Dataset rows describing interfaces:
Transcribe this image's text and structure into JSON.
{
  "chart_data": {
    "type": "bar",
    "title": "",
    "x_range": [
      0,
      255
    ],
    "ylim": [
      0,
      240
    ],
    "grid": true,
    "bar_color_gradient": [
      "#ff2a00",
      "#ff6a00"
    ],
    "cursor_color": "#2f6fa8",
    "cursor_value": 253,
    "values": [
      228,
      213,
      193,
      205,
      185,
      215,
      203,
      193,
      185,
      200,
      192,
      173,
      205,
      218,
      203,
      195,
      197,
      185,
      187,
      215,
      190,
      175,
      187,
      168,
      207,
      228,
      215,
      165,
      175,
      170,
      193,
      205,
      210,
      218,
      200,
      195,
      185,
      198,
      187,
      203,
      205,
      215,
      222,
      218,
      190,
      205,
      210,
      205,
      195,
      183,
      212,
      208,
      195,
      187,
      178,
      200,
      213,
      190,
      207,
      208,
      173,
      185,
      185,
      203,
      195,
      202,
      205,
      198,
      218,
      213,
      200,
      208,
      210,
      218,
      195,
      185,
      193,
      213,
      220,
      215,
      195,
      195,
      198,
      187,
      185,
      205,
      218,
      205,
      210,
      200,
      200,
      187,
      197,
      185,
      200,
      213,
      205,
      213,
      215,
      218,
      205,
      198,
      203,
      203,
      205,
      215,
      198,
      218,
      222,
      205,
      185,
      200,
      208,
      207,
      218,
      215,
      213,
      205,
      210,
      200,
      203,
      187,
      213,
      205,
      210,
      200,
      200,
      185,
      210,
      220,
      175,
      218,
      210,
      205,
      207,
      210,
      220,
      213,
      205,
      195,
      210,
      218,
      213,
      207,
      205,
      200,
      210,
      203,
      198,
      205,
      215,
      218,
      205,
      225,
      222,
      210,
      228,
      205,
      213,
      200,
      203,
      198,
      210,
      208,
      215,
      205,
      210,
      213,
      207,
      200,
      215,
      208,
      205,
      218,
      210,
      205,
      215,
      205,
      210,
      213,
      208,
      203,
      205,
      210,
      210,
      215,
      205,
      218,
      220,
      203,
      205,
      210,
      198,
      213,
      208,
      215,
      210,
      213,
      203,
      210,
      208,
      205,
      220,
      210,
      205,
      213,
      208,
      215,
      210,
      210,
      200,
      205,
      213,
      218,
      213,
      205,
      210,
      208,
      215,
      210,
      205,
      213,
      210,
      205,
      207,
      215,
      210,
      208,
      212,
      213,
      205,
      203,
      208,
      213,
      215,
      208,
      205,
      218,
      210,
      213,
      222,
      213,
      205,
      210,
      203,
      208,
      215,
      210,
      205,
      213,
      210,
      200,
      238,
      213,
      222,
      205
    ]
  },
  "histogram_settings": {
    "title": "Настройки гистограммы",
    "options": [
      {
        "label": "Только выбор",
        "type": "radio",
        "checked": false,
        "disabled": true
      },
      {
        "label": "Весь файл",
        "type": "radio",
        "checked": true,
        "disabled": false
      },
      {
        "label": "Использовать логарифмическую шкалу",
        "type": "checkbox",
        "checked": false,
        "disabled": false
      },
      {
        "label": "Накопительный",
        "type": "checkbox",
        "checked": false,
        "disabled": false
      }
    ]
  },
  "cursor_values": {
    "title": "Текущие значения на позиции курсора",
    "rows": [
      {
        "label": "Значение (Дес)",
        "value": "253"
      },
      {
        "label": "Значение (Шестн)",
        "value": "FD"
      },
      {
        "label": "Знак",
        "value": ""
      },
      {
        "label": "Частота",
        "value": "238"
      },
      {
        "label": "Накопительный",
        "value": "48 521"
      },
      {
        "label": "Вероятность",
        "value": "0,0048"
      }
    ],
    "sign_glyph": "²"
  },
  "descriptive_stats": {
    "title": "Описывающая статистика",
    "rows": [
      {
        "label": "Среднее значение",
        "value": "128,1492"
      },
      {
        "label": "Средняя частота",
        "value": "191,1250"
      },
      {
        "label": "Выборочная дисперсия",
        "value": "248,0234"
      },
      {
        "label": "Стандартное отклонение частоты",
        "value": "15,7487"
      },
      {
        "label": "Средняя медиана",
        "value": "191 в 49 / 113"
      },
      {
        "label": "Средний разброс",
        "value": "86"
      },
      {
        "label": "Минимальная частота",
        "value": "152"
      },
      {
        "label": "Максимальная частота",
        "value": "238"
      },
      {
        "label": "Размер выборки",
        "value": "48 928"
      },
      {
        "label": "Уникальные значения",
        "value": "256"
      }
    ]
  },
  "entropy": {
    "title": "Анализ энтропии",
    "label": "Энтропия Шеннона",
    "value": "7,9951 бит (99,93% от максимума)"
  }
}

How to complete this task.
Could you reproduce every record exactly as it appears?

Exercise result.
Transcribe this image's text and structure into JSON.
{
  "chart_data": {
    "type": "bar",
    "title": "",
    "x_range": [
      0,
      255
    ],
    "ylim": [
      0,
      240
    ],
    "grid": true,
    "bar_color_gradient": [
      "#ff2a00",
      "#ff6a00"
    ],
    "cursor_color": "#2f6fa8",
    "cursor_value": 253,
    "values": [
      228,
      213,
      193,
      205,
      185,
      215,
      203,
      193,
      185,
      200,
      192,
      173,
      205,
      218,
      203,
      195,
      197,
      185,
      187,
      215,
      190,
      175,
      187,
      168,
      207,
      228,
      215,
      165,
      175,
      170,
      193,
      205,
      210,
      218,
      200,
      195,
      185,
      198,
      187,
      203,
      205,
      215,
      222,
      218,
      190,
      205,
      210,
      205,
      195,
      183,
      212,
      208,
      195,
      187,
      178,
      200,
      213,
      190,
      207,
      208,
      173,
      185,
      185,
      203,
      195,
      202,
      205,
      198,
      218,
      213,
      200,
      208,
      210,
      218,
      195,
      185,
      193,
      213,
      220,
      215,
      195,
      195,
      198,
      187,
      185,
      205,
      218,
      205,
      210,
      200,
      200,
      187,
      197,
      185,
      200,
      213,
      205,
      213,
      215,
      218,
      205,
      198,
      203,
      203,
      205,
      215,
      198,
      218,
      222,
      205,
      185,
      200,
      208,
      207,
      218,
      215,
      213,
      205,
      210,
      200,
      203,
      187,
      213,
      205,
      210,
      200,
      200,
      185,
      210,
      220,
      175,
      218,
      210,
      205,
      207,
      210,
      220,
      213,
      205,
      195,
      210,
      218,
      213,
      207,
      205,
      200,
      210,
      203,
      198,
      205,
      215,
      218,
      205,
      225,
      222,
      210,
      228,
      205,
      213,
      200,
      203,
      198,
      210,
      208,
      215,
      205,
      210,
      213,
      207,
      200,
      215,
      208,
      205,
      218,
      210,
      205,
      215,
      205,
      210,
      213,
      208,
      203,
      205,
      210,
      210,
      215,
      205,
      218,
      220,
      203,
      205,
      210,
      198,
      213,
      208,
      215,
      210,
      213,
      203,
      210,
      208,
      205,
      220,
      210,
      205,
      213,
      208,
      215,
      210,
      210,
      200,
      205,
      213,
      218,
      213,
      205,
      210,
      208,
      215,
      210,
      205,
      213,
      210,
      205,
      207,
      215,
      210,
      208,
      212,
      213,
      205,
      203,
      208,
      213,
      215,
      208,
      205,
      218,
      210,
      213,
      222,
      213,
      205,
      210,
      203,
      208,
      215,
      210,
      205,
      213,
      210,
      200,
      238,
      213,
      222,
      205
    ]
  },
  "histogram_settings": {
    "title": "Настройки гистограммы",
    "options": [
      {
        "label": "Только выбор",
        "type": "radio",
        "checked": false,
        "disabled": true
      },
      {
        "label": "Весь файл",
        "type": "radio",
        "checked": true,
        "disabled": false
      },
      {
        "label": "Использовать логарифмическую шкалу",
        "type": "checkbox",
        "checked": false,
        "disabled": false
      },
      {
        "label": "Накопительный",
        "type": "checkbox",
        "checked": false,
        "disabled": false
      }
    ]
  },
  "cursor_values": {
    "title": "Текущие значения на позиции курсора",
    "rows": [
      {
        "label": "Значение (Дес)",
        "value": "253"
      },
      {
        "label": "Значение (Шестн)",
        "value": "FD"
      },
      {
        "label": "Знак",
        "value": ""
      },
      {
        "label": "Частота",
        "value": "238"
      },
      {
        "label": "Накопительный",
        "value": "48 521"
      },
      {
        "label": "Вероятность",
        "value": "0,0048"
      }
    ],
    "sign_glyph": "²"
  },
  "descriptive_stats": {
    "title": "Описывающая статистика",
    "rows": [
      {
        "label": "Среднее значение",
        "value": "128,1492"
      },
      {
        "label": "Средняя частота",
        "value": "191,1250"
      },
      {
        "label": "Выборочная дисперсия",
        "value": "248,0234"
      },
      {
        "label": "Стандартное отклонение частоты",
        "value": "15,7487"
      },
      {
        "label": "Средняя медиана",
        "value": "191 в 49 / 113"
      },
      {
        "label": "Средний разброс",
        "value": "86"
      },
      {
        "label": "Минимальная частота",
        "value": "152"
      },
      {
        "label": "Максимальная частота",
        "value": "238"
      },
      {
        "label": "Размер выборки",
        "value": "48 928"
      },
      {
        "label": "Уникальные значения",
        "value": "256"
      }
    ]
  },
  "entropy": {
    "title": "Анализ энтропии",
    "label": "Энтропия Шеннона",
    "value": "7,9951 бит (99,93% от максимума)"
  }
}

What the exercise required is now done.